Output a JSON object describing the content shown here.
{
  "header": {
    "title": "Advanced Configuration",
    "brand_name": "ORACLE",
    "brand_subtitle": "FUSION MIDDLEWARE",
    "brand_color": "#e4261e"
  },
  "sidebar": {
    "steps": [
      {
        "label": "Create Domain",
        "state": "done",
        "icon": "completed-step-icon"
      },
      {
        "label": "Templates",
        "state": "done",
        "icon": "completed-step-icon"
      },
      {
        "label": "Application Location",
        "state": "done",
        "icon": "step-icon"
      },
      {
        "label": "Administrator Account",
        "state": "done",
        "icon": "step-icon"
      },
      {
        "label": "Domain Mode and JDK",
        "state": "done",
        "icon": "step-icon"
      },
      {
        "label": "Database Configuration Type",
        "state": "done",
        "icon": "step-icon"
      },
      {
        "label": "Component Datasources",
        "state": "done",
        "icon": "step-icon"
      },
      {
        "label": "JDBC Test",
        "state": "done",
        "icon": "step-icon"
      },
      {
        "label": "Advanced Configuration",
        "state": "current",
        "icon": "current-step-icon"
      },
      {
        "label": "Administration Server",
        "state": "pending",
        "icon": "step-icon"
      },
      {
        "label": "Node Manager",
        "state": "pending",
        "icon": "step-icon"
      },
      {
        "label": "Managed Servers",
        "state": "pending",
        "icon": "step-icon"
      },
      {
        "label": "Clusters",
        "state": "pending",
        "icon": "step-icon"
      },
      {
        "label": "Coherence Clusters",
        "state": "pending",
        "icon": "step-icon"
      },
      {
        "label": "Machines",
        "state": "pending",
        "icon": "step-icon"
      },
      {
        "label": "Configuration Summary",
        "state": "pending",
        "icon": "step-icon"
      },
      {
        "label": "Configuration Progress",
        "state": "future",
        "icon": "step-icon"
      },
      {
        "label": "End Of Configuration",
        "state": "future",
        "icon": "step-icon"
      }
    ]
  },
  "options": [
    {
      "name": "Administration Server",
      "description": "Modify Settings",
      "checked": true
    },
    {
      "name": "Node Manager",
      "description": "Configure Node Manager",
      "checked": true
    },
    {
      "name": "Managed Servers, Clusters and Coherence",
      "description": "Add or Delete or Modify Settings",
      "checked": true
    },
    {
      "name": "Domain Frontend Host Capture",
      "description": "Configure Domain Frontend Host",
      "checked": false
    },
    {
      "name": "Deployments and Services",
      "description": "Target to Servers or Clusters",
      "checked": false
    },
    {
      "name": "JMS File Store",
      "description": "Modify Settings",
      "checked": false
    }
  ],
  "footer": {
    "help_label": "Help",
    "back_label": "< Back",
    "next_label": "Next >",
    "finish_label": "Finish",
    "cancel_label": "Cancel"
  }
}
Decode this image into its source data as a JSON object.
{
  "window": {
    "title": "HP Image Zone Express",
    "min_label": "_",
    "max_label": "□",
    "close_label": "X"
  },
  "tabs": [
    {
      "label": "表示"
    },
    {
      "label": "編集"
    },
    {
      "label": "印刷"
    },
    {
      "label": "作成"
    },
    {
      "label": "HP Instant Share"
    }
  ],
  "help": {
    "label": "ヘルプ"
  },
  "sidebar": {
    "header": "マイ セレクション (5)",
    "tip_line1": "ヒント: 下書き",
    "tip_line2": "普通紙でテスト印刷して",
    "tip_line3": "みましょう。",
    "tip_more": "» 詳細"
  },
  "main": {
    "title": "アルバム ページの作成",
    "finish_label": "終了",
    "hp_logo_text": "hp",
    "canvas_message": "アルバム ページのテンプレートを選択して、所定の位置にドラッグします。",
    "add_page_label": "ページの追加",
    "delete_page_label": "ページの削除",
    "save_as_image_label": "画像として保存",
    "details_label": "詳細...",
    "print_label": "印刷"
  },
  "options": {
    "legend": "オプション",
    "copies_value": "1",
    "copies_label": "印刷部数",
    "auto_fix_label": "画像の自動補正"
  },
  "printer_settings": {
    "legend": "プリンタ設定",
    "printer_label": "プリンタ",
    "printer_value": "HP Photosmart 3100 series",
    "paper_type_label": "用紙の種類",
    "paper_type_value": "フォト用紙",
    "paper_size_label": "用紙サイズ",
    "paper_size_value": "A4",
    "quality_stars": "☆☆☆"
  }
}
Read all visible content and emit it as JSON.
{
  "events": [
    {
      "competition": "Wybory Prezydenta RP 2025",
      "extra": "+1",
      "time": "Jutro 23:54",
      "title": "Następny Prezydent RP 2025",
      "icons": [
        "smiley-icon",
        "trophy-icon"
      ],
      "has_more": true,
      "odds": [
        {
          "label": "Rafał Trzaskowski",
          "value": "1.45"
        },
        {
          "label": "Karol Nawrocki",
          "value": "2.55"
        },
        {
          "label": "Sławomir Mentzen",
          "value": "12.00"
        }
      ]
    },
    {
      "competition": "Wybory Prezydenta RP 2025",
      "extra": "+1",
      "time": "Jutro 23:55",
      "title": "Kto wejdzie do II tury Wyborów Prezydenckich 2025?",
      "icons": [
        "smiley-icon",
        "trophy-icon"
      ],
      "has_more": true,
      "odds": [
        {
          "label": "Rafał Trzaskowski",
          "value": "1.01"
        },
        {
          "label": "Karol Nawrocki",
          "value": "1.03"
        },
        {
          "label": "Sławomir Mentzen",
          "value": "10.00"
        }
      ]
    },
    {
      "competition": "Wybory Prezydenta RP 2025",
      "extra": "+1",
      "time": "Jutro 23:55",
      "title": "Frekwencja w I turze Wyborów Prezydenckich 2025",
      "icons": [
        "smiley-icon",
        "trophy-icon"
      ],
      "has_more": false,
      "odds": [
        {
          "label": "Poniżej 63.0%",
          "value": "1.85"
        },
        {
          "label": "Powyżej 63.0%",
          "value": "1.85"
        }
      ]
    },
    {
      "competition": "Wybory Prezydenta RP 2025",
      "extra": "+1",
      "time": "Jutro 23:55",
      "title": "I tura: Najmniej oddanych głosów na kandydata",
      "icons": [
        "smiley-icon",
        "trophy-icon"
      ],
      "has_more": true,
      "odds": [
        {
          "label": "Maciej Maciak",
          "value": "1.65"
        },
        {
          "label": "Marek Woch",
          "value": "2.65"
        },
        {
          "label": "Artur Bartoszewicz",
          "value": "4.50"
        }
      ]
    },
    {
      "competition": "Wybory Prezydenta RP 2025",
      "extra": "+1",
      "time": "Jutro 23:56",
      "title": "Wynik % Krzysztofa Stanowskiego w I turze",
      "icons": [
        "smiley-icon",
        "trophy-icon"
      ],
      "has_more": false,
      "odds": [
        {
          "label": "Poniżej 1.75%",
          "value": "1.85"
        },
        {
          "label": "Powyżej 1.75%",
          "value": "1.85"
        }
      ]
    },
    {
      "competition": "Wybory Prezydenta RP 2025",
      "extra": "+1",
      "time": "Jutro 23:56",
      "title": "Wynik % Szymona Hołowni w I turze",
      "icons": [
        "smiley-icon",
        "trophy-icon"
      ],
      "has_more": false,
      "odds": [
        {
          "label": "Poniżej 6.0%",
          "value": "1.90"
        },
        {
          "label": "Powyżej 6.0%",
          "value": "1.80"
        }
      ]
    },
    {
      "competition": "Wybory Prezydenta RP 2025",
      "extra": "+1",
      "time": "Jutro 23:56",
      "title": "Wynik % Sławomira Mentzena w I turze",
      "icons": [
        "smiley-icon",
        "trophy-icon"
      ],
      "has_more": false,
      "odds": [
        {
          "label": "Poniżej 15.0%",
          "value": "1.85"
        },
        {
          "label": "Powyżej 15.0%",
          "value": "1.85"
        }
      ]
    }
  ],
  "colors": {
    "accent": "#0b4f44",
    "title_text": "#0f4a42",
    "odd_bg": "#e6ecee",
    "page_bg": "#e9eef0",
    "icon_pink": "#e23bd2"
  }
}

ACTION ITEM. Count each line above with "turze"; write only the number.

WRITTEN REPLY. 4